Under a Daubert inquiry, a district court must first analyze whether an expert is qualified in the relevant field and only then does the Court examine the methodology used by the expert. Kumho, 526 U.S. at 153. Accordingly, the Court will first discuss Woehrle and Derian, the two experts who are part of Plaintiff's case in chief. Next, the Court will look at Kasner, Plaintiff's rebuttal witness. With each expert the Court will first cover their qualifications and only then will the Court look to their methodology. Lastly, the Court will address Defendant's pending Motion to Strike.
A. Admissibility of Woehrle and Derian

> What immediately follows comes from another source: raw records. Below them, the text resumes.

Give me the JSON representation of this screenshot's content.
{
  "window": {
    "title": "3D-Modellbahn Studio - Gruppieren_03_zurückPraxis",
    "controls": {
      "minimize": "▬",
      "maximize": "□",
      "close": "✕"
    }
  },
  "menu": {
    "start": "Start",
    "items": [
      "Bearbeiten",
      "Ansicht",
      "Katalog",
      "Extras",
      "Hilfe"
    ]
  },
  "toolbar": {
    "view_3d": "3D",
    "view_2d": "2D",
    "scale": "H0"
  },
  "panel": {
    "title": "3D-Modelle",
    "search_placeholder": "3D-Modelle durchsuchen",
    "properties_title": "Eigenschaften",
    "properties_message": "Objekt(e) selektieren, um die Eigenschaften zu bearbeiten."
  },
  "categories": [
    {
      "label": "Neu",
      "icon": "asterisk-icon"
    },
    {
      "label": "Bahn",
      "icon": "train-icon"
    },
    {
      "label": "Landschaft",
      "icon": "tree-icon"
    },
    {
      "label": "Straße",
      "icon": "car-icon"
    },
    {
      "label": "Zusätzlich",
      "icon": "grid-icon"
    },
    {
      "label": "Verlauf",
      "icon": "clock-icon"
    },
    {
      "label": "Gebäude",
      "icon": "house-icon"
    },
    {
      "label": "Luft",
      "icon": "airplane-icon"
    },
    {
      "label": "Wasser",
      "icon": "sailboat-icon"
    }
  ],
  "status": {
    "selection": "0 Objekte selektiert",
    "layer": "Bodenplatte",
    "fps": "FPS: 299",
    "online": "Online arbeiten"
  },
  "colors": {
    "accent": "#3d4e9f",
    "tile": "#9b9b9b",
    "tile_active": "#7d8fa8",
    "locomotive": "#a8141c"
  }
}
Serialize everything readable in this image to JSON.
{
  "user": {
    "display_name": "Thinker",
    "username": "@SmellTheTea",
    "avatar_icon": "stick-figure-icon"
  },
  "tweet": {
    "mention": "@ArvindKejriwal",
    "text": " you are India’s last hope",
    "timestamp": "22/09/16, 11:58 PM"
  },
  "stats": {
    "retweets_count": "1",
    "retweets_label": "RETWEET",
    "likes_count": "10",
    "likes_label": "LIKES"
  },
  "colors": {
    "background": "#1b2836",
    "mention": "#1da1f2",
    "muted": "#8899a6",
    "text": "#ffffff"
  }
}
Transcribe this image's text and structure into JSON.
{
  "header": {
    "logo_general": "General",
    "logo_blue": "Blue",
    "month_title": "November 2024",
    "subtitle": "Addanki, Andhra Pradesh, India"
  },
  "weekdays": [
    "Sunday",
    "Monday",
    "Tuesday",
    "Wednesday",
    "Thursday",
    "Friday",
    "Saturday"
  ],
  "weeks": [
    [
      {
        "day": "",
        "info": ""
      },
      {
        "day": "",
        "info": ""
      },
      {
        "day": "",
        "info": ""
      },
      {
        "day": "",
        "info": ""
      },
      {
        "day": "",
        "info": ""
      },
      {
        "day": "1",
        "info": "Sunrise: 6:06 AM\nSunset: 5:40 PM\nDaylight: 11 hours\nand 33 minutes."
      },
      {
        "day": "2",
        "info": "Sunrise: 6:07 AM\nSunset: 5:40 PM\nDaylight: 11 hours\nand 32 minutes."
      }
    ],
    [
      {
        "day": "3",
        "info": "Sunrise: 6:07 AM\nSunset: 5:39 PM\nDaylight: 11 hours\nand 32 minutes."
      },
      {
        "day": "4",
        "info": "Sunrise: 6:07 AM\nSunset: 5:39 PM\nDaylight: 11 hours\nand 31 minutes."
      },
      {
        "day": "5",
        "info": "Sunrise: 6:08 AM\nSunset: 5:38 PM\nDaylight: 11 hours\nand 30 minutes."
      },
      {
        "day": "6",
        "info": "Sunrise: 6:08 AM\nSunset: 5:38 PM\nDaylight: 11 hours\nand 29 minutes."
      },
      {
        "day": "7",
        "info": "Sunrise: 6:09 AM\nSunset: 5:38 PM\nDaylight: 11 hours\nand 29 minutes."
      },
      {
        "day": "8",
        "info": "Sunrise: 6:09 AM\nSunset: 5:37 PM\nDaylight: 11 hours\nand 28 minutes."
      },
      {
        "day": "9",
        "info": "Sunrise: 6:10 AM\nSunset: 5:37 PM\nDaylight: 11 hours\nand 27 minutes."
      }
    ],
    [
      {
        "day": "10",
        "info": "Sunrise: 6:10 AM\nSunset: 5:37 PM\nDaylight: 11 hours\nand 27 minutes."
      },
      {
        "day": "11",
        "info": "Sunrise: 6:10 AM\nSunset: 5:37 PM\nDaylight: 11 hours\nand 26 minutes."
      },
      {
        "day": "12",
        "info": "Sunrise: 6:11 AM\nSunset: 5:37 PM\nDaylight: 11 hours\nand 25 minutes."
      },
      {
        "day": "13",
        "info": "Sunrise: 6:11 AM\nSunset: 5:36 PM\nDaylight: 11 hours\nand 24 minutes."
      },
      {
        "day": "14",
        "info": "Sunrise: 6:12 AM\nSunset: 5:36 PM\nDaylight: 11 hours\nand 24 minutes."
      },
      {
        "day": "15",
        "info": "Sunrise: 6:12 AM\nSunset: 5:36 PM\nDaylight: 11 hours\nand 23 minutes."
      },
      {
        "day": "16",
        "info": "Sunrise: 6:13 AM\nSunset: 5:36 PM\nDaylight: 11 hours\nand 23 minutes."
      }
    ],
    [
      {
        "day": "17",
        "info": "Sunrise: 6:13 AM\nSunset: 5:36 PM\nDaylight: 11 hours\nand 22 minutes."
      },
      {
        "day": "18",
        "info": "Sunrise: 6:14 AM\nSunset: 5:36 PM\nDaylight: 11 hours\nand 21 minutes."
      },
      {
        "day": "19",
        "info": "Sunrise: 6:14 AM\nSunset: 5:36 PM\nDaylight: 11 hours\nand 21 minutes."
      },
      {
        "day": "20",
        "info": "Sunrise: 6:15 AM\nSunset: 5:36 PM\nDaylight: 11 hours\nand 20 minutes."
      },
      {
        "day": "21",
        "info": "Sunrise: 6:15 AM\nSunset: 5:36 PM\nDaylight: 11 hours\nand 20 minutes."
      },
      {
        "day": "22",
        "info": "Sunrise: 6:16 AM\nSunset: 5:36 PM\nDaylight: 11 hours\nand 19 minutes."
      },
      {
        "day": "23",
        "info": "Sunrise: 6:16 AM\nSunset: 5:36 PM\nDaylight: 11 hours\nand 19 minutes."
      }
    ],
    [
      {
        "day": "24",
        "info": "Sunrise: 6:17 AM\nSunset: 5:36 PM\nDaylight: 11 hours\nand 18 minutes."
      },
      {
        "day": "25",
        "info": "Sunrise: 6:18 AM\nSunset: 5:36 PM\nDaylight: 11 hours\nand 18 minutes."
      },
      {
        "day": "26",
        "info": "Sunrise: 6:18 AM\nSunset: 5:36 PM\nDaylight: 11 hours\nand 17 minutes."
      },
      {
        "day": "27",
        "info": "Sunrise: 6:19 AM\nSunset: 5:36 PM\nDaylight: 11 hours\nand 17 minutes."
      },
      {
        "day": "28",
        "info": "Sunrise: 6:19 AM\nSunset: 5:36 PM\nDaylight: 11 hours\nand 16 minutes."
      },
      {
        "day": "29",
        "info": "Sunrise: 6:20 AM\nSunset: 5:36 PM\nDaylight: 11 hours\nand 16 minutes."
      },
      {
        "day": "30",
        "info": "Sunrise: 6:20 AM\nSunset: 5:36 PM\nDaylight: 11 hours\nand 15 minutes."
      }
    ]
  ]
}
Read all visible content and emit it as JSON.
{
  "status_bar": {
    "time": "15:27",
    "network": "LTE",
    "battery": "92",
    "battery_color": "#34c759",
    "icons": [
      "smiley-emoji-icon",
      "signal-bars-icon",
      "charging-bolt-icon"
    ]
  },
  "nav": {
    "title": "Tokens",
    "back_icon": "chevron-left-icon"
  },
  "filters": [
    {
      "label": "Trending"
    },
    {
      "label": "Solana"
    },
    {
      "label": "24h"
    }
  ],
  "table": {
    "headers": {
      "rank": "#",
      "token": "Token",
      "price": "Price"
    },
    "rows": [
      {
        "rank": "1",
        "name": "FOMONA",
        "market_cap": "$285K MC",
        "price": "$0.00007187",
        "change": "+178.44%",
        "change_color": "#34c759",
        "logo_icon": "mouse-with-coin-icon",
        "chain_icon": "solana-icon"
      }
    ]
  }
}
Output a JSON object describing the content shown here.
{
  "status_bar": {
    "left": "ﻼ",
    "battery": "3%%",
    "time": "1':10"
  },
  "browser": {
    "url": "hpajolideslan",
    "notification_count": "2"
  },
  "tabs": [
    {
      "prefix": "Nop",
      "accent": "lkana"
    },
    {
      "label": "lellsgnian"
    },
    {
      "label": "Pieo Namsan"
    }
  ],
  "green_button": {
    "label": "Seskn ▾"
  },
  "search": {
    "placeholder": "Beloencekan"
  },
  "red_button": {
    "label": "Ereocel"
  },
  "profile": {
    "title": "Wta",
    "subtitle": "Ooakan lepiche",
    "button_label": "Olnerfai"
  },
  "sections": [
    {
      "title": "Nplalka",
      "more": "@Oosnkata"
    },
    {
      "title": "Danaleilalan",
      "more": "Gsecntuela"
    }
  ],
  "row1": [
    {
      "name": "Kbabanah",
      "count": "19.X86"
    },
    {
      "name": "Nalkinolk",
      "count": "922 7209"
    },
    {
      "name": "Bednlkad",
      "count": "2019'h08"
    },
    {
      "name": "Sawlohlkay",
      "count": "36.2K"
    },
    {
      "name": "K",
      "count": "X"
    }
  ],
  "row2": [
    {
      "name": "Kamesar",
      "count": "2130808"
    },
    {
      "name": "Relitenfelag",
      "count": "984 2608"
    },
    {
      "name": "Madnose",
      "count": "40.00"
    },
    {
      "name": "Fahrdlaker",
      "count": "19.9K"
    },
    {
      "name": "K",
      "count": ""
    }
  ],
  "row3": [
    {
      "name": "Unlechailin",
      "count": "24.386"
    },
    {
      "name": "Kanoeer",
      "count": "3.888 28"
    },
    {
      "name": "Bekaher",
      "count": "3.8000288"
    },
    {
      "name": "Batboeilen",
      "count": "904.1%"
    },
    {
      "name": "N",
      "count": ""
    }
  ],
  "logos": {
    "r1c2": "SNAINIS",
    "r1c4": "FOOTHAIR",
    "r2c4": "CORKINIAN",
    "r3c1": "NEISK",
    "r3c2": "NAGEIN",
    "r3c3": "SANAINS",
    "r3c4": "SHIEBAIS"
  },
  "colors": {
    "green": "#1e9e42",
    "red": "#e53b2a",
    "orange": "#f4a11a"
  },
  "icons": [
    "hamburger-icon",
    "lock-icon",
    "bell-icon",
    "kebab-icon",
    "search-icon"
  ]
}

An expert may be qualified by "knowledge, skill, experience, training, or education." Fed. R. Evid. 702. While "extensive academic and practical expertise" in an area is sufficient to qualify a potential witness as an expert, Rule 702 "specifically contemplates the admission of testimony by experts whose knowledge is based on experience." Walker v. Soo Line R. Co., 208 F.3d 581, 591 (7th Cir. 2000). Thus, a court should consider a proposed expert's full range of practical experiences as well as academic or technical training when determining whether that expert is qualified to render an opinion in a given area. Smith v. Ford Motor Co., 215 F.3d 713, 718 (7th Cir. 2000).
Woehrle and Derian both have extensive experience in tire manufacturing and tire failure analysis. Woehrle has a B.S. in Physics; has taken twenty courses in tire testing, quality, and management; is the current Chairman of the Highway Tire Committee of Society of Auto Engineers; is the past President of the Tire & Rim Association; and past Chairman of the Tire Engineering Policy Committee for Rubber Manufacturing. Woehrle also ...